Having NPCs is only the first step. The NPCs also need to be an active member of the world with at least the illusion of their own goals, motives and actions within the world. For instance when your character enters a settlement do the characters wander aimlessly simply waiting for interaction from the playable protagonist or die they act with purpose? Do the soldiers fight? Do the peasants struggle to get by? Do the people flee from danger?
Of course the main characters themselves matter. Check out my article on the best Final Fantasy characters. Shameless plug, I know!
Much like the non playable characters, worlds have wildlife. Even following the nuclear strikes the world of fallout still develops it own wildlife with Mirelurks and bloat-flies a plenty. There are even various wasteland fruits and plants evidenced to show the world despite barren and desolate still have an ecosystem and wildlife to display.
Older games were particularly adept at this. Final Fantasy X has 228 enemies alone. As games go by the graphical requirement increase and creating such a large phantasmagoria of enemies becomes increasing more labour intensive. The list of enemies in FFXV is whittled down to 153 many of which are carbon copies just in either quest, story or mark format.
However one thing that FFXV did do well is showcase some creatures as peaceful and functioning as part of a living ecosystem with inter species battles. Despite the open world in FFXV’s other inadequacies this was an area done really well.
8) Food and Drink
Humans, animals and any living organisms also have to eat and drink. The Witcher 3 present this perfectly with the wealth of consumables on offer. These can be eaten and even combined with alchemy to showcase the wide variety on offer. FFXV has a meal system with recipes to add to the function of subsidence. Even San Andreas had the option to become overweight through too many fast food visit.
If the world that has been crafted allows the players to endlessly maraud without a thought to hydration or hunger then the player will not feel immersed in the game enough to care about the characters in it.
Real world have curves……. and rivers, and mountains and beaches. Even smaller scale sandboxes have varying locations. For instance a city will have slums, business areas, schools, shops and parks.
To be able to fully immerse yourself into a gaming universe, world, or even city there must be a wealth of geography on show. If a large world the north must show noticeable differences to the south of the map. The reason older Final Fantasy’s did so well when world building was the clearness of the locations. All the older iterations have a snowy location, a desert location, cities, farms, towns, holiday spots, beaches, ports and forests.
10) Life and Death
To really establish a sense of living breathing world. Some characters unfortunately must cease to live and breath. Fallout and Skyrim succeed here in that when you kill certain characters they cease to exist. Death really means death for the characters in this world.

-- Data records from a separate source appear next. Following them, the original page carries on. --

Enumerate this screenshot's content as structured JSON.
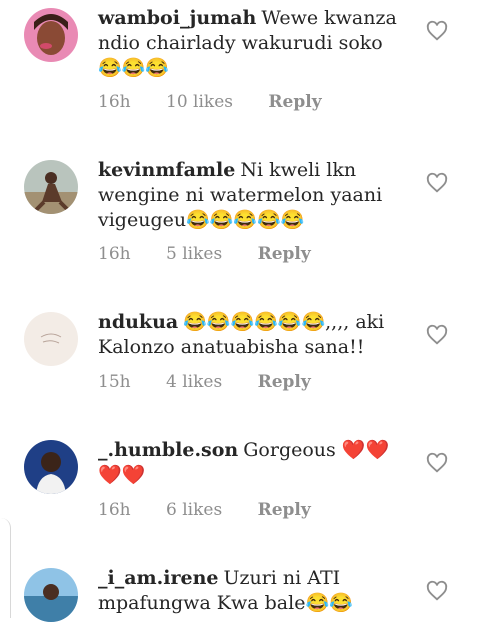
{
  "icons": {
    "like": "heart-outline-icon"
  },
  "comments": [
    {
      "username": "wamboi_jumah",
      "text": "Wewe kwanza ndio chairlady wakurudi soko 😂😂😂",
      "time": "16h",
      "likes": "10 likes",
      "reply": "Reply"
    },
    {
      "username": "kevinmfamle",
      "text": "Ni kweli lkn wengine ni watermelon yaani vigeugeu😂😂😂😂😂",
      "time": "16h",
      "likes": "5 likes",
      "reply": "Reply"
    },
    {
      "username": "ndukua",
      "text": "😂😂😂😂😂😂,,,, aki Kalonzo anatuabisha sana!!",
      "time": "15h",
      "likes": "4 likes",
      "reply": "Reply"
    },
    {
      "username": "_.humble.son",
      "text": "Gorgeous ❤️❤️❤️❤️",
      "time": "16h",
      "likes": "6 likes",
      "reply": "Reply"
    },
    {
      "username": "_i_am.irene",
      "text": "Uzuri ni ATI mpafungwa Kwa bale😂😂",
      "time": "",
      "likes": "",
      "reply": ""
    }
  ]
}
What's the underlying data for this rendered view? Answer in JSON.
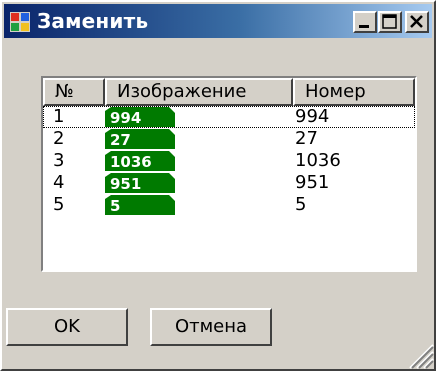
{
  "window": {
    "title": "Заменить"
  },
  "list": {
    "columns": [
      "№",
      "Изображение",
      "Номер"
    ],
    "rows": [
      {
        "n": "1",
        "plate": "994",
        "number": "994",
        "selected": true
      },
      {
        "n": "2",
        "plate": "27",
        "number": "27",
        "selected": false
      },
      {
        "n": "3",
        "plate": "1036",
        "number": "1036",
        "selected": false
      },
      {
        "n": "4",
        "plate": "951",
        "number": "951",
        "selected": false
      },
      {
        "n": "5",
        "plate": "5",
        "number": "5",
        "selected": false
      }
    ]
  },
  "buttons": {
    "ok": "OK",
    "cancel": "Отмена"
  },
  "colors": {
    "plate_fill": "#007a00",
    "titlebar_start": "#0a246a",
    "titlebar_end": "#a6caf0"
  },
  "icons": {
    "app": "window-app-icon",
    "minimize": "minimize-icon",
    "maximize": "maximize-icon",
    "close": "close-icon",
    "grip": "resize-grip-icon"
  }
}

It adds to the sense of meaningfulness of the characters actions. Should you kill an NPC then they appear again right as rains ready to offer a new quest. The sense of captivation and relative realism is lost. Your decisions don;t matter and therefore does the story itself really matter that much?

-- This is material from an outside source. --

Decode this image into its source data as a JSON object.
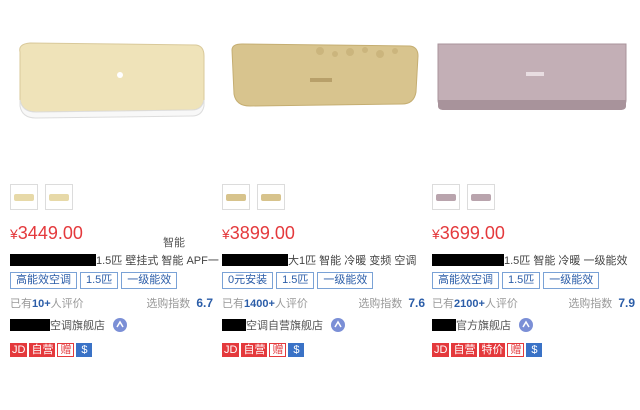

I hope you enjoyed my 10 components for an immersive gaming world. If you enjoyed this why not check out my article on open worlds in gaming. or my website to check out the latest news in gaming and streaming. If you enjoyed this article on gaming world check out the video below by Gamespot of the 30 best open worlds in gaming.